§ Available data:

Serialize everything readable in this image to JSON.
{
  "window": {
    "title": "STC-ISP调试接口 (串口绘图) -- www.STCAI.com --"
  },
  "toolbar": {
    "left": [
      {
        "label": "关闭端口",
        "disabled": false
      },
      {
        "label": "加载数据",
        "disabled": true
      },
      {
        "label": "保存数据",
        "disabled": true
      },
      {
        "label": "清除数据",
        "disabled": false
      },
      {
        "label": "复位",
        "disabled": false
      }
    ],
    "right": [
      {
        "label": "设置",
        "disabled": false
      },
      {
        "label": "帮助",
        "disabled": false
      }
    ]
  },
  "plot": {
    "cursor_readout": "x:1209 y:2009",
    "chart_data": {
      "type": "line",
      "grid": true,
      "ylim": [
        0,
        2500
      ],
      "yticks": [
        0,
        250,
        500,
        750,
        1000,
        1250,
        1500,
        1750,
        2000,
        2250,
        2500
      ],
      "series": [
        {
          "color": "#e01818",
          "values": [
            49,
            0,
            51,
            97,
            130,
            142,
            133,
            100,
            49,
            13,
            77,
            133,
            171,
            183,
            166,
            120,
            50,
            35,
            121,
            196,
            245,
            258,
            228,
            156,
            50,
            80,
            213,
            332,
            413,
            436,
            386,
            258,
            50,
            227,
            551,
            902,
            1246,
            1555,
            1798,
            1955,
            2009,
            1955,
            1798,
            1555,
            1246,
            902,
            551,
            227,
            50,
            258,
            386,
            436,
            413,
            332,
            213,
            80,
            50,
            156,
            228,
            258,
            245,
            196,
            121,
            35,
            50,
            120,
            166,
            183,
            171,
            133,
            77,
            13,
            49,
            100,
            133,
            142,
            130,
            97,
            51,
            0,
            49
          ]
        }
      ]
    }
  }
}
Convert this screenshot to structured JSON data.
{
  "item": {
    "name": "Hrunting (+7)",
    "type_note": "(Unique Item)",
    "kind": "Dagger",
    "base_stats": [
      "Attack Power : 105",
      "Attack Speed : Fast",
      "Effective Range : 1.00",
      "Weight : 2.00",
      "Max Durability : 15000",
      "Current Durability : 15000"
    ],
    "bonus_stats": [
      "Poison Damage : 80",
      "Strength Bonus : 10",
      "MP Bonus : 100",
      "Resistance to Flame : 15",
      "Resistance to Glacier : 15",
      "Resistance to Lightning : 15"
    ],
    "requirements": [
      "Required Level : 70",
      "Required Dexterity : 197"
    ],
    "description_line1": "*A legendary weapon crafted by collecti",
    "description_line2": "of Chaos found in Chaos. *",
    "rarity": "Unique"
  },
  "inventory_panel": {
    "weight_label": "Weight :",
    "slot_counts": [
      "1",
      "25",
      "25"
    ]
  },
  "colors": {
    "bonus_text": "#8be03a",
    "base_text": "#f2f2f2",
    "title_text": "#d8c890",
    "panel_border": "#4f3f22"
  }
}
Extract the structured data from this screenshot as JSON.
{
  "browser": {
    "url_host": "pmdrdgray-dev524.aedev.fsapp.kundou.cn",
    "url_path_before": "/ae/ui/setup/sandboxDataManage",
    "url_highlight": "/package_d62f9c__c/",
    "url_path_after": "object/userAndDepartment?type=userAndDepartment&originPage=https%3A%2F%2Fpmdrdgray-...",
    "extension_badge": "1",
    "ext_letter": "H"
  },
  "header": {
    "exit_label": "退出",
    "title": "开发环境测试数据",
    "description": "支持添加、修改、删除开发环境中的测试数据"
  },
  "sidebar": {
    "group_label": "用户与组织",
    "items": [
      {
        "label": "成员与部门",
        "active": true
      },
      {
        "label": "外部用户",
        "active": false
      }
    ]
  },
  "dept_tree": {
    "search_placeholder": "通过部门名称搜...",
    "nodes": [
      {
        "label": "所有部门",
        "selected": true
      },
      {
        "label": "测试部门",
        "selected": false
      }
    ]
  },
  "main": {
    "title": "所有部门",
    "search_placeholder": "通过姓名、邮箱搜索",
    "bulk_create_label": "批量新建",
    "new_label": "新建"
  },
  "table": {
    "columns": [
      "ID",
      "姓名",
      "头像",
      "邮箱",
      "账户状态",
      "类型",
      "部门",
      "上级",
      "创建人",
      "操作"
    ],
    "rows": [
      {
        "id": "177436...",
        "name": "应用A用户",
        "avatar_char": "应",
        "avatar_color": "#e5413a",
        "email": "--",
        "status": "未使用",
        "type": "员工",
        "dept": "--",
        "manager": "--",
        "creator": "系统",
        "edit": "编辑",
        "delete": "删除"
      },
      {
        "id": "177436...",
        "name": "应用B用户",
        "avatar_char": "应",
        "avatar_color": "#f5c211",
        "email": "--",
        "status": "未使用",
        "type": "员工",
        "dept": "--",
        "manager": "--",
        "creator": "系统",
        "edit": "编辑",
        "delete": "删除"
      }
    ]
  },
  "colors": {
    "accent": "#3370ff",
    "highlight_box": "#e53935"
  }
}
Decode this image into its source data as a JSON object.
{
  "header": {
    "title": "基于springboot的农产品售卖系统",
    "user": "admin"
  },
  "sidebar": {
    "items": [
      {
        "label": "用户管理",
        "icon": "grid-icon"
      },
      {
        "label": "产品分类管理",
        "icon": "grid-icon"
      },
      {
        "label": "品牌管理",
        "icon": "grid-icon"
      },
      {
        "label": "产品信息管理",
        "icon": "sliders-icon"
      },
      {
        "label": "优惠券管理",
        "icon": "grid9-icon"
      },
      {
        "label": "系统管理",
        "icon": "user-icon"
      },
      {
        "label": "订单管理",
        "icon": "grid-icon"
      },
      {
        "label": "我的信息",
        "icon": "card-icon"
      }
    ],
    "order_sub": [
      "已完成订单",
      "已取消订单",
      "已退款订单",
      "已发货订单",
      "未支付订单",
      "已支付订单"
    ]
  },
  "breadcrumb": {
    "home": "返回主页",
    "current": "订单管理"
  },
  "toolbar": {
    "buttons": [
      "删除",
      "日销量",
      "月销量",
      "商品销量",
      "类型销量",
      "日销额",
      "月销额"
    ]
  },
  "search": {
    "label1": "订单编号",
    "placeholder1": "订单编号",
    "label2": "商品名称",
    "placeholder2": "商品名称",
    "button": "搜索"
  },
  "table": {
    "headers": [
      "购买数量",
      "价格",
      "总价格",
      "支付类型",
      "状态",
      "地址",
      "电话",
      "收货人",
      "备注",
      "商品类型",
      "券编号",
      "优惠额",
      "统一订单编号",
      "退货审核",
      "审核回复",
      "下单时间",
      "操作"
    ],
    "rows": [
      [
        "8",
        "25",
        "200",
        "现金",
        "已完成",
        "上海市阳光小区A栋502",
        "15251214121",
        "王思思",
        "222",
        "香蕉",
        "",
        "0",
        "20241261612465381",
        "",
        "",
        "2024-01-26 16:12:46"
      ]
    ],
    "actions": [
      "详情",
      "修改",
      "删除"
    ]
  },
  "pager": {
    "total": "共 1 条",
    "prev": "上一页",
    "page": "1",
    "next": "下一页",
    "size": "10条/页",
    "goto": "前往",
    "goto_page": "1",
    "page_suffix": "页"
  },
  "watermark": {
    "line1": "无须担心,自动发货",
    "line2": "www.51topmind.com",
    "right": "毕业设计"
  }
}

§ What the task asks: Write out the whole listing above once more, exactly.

§ Response for this exercise:
Serialize everything readable in this image to JSON.
{
  "window": {
    "title": "STC-ISP调试接口 (串口绘图) -- www.STCAI.com --"
  },
  "toolbar": {
    "left": [
      {
        "label": "关闭端口",
        "disabled": false
      },
      {
        "label": "加载数据",
        "disabled": true
      },
      {
        "label": "保存数据",
        "disabled": true
      },
      {
        "label": "清除数据",
        "disabled": false
      },
      {
        "label": "复位",
        "disabled": false
      }
    ],
    "right": [
      {
        "label": "设置",
        "disabled": false
      },
      {
        "label": "帮助",
        "disabled": false
      }
    ]
  },
  "plot": {
    "cursor_readout": "x:1209 y:2009",
    "chart_data": {
      "type": "line",
      "grid": true,
      "ylim": [
        0,
        2500
      ],
      "yticks": [
        0,
        250,
        500,
        750,
        1000,
        1250,
        1500,
        1750,
        2000,
        2250,
        2500
      ],
      "series": [
        {
          "color": "#e01818",
          "values": [
            49,
            0,
            51,
            97,
            130,
            142,
            133,
            100,
            49,
            13,
            77,
            133,
            171,
            183,
            166,
            120,
            50,
            35,
            121,
            196,
            245,
            258,
            228,
            156,
            50,
            80,
            213,
            332,
            413,
            436,
            386,
            258,
            50,
            227,
            551,
            902,
            1246,
            1555,
            1798,
            1955,
            2009,
            1955,
            1798,
            1555,
            1246,
            902,
            551,
            227,
            50,
            258,
            386,
            436,
            413,
            332,
            213,
            80,
            50,
            156,
            228,
            258,
            245,
            196,
            121,
            35,
            50,
            120,
            166,
            183,
            171,
            133,
            77,
            13,
            49,
            100,
            133,
            142,
            130,
            97,
            51,
            0,
            49
          ]
        }
      ]
    }
  }
}
Convert this screenshot to structured JSON data.
{
  "item": {
    "name": "Hrunting (+7)",
    "type_note": "(Unique Item)",
    "kind": "Dagger",
    "base_stats": [
      "Attack Power : 105",
      "Attack Speed : Fast",
      "Effective Range : 1.00",
      "Weight : 2.00",
      "Max Durability : 15000",
      "Current Durability : 15000"
    ],
    "bonus_stats": [
      "Poison Damage : 80",
      "Strength Bonus : 10",
      "MP Bonus : 100",
      "Resistance to Flame : 15",
      "Resistance to Glacier : 15",
      "Resistance to Lightning : 15"
    ],
    "requirements": [
      "Required Level : 70",
      "Required Dexterity : 197"
    ],
    "description_line1": "*A legendary weapon crafted by collecti",
    "description_line2": "of Chaos found in Chaos. *",
    "rarity": "Unique"
  },
  "inventory_panel": {
    "weight_label": "Weight :",
    "slot_counts": [
      "1",
      "25",
      "25"
    ]
  },
  "colors": {
    "bonus_text": "#8be03a",
    "base_text": "#f2f2f2",
    "title_text": "#d8c890",
    "panel_border": "#4f3f22"
  }
}
Extract the structured data from this screenshot as JSON.
{
  "browser": {
    "url_host": "pmdrdgray-dev524.aedev.fsapp.kundou.cn",
    "url_path_before": "/ae/ui/setup/sandboxDataManage",
    "url_highlight": "/package_d62f9c__c/",
    "url_path_after": "object/userAndDepartment?type=userAndDepartment&originPage=https%3A%2F%2Fpmdrdgray-...",
    "extension_badge": "1",
    "ext_letter": "H"
  },
  "header": {
    "exit_label": "退出",
    "title": "开发环境测试数据",
    "description": "支持添加、修改、删除开发环境中的测试数据"
  },
  "sidebar": {
    "group_label": "用户与组织",
    "items": [
      {
        "label": "成员与部门",
        "active": true
      },
      {
        "label": "外部用户",
        "active": false
      }
    ]
  },
  "dept_tree": {
    "search_placeholder": "通过部门名称搜...",
    "nodes": [
      {
        "label": "所有部门",
        "selected": true
      },
      {
        "label": "测试部门",
        "selected": false
      }
    ]
  },
  "main": {
    "title": "所有部门",
    "search_placeholder": "通过姓名、邮箱搜索",
    "bulk_create_label": "批量新建",
    "new_label": "新建"
  },
  "table": {
    "columns": [
      "ID",
      "姓名",
      "头像",
      "邮箱",
      "账户状态",
      "类型",
      "部门",
      "上级",
      "创建人",
      "操作"
    ],
    "rows": [
      {
        "id": "177436...",
        "name": "应用A用户",
        "avatar_char": "应",
        "avatar_color": "#e5413a",
        "email": "--",
        "status": "未使用",
        "type": "员工",
        "dept": "--",
        "manager": "--",
        "creator": "系统",
        "edit": "编辑",
        "delete": "删除"
      },
      {
        "id": "177436...",
        "name": "应用B用户",
        "avatar_char": "应",
        "avatar_color": "#f5c211",
        "email": "--",
        "status": "未使用",
        "type": "员工",
        "dept": "--",
        "manager": "--",
        "creator": "系统",
        "edit": "编辑",
        "delete": "删除"
      }
    ]
  },
  "colors": {
    "accent": "#3370ff",
    "highlight_box": "#e53935"
  }
}
Decode this image into its source data as a JSON object.
{
  "header": {
    "title": "基于springboot的农产品售卖系统",
    "user": "admin"
  },
  "sidebar": {
    "items": [
      {
        "label": "用户管理",
        "icon": "grid-icon"
      },
      {
        "label": "产品分类管理",
        "icon": "grid-icon"
      },
      {
        "label": "品牌管理",
        "icon": "grid-icon"
      },
      {
        "label": "产品信息管理",
        "icon": "sliders-icon"
      },
      {
        "label": "优惠券管理",
        "icon": "grid9-icon"
      },
      {
        "label": "系统管理",
        "icon": "user-icon"
      },
      {
        "label": "订单管理",
        "icon": "grid-icon"
      },
      {
        "label": "我的信息",
        "icon": "card-icon"
      }
    ],
    "order_sub": [
      "已完成订单",
      "已取消订单",
      "已退款订单",
      "已发货订单",
      "未支付订单",
      "已支付订单"
    ]
  },
  "breadcrumb": {
    "home": "返回主页",
    "current": "订单管理"
  },
  "toolbar": {
    "buttons": [
      "删除",
      "日销量",
      "月销量",
      "商品销量",
      "类型销量",
      "日销额",
      "月销额"
    ]
  },
  "search": {
    "label1": "订单编号",
    "placeholder1": "订单编号",
    "label2": "商品名称",
    "placeholder2": "商品名称",
    "button": "搜索"
  },
  "table": {
    "headers": [
      "购买数量",
      "价格",
      "总价格",
      "支付类型",
      "状态",
      "地址",
      "电话",
      "收货人",
      "备注",
      "商品类型",
      "券编号",
      "优惠额",
      "统一订单编号",
      "退货审核",
      "审核回复",
      "下单时间",
      "操作"
    ],
    "rows": [
      [
        "8",
        "25",
        "200",
        "现金",
        "已完成",
        "上海市阳光小区A栋502",
        "15251214121",
        "王思思",
        "222",
        "香蕉",
        "",
        "0",
        "20241261612465381",
        "",
        "",
        "2024-01-26 16:12:46"
      ]
    ],
    "actions": [
      "详情",
      "修改",
      "删除"
    ]
  },
  "pager": {
    "total": "共 1 条",
    "prev": "上一页",
    "page": "1",
    "next": "下一页",
    "size": "10条/页",
    "goto": "前往",
    "goto_page": "1",
    "page_suffix": "页"
  },
  "watermark": {
    "line1": "无须担心,自动发货",
    "line2": "www.51topmind.com",
    "right": "毕业设计"
  }
}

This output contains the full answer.